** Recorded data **
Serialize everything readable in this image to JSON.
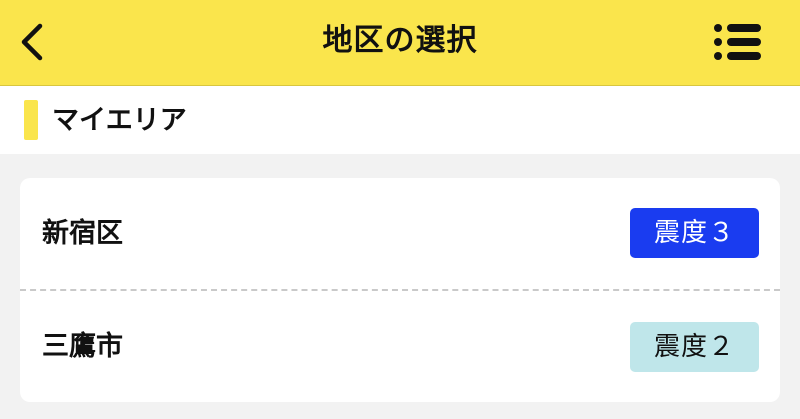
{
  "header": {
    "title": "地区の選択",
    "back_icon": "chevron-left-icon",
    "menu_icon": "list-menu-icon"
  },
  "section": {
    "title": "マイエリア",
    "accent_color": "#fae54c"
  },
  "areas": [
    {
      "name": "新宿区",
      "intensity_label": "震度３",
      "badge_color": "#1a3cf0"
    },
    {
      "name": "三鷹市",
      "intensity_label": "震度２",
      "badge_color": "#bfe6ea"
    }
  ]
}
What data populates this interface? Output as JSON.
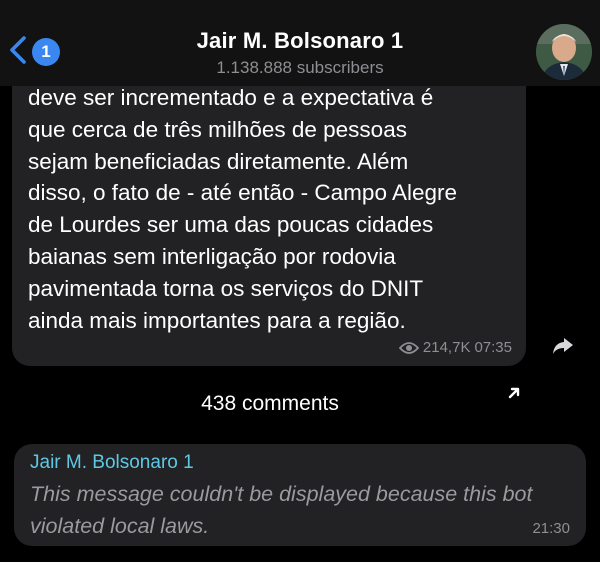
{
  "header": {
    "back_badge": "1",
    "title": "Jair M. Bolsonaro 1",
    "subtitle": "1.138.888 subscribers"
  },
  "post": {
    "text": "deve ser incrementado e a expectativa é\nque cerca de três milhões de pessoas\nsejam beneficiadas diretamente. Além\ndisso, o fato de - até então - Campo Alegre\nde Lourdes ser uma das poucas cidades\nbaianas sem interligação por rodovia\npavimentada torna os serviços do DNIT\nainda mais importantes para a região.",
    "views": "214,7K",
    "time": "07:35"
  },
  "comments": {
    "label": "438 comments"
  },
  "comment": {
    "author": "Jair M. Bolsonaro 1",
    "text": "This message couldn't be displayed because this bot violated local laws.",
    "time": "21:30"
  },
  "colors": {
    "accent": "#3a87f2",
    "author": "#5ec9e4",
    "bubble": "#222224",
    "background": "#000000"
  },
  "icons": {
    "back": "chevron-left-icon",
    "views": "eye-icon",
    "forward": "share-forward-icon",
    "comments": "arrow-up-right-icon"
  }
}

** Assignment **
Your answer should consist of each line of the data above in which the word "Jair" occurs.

** Task response **
    "title": "Jair M. Bolsonaro 1",
    "author": "Jair M. Bolsonaro 1",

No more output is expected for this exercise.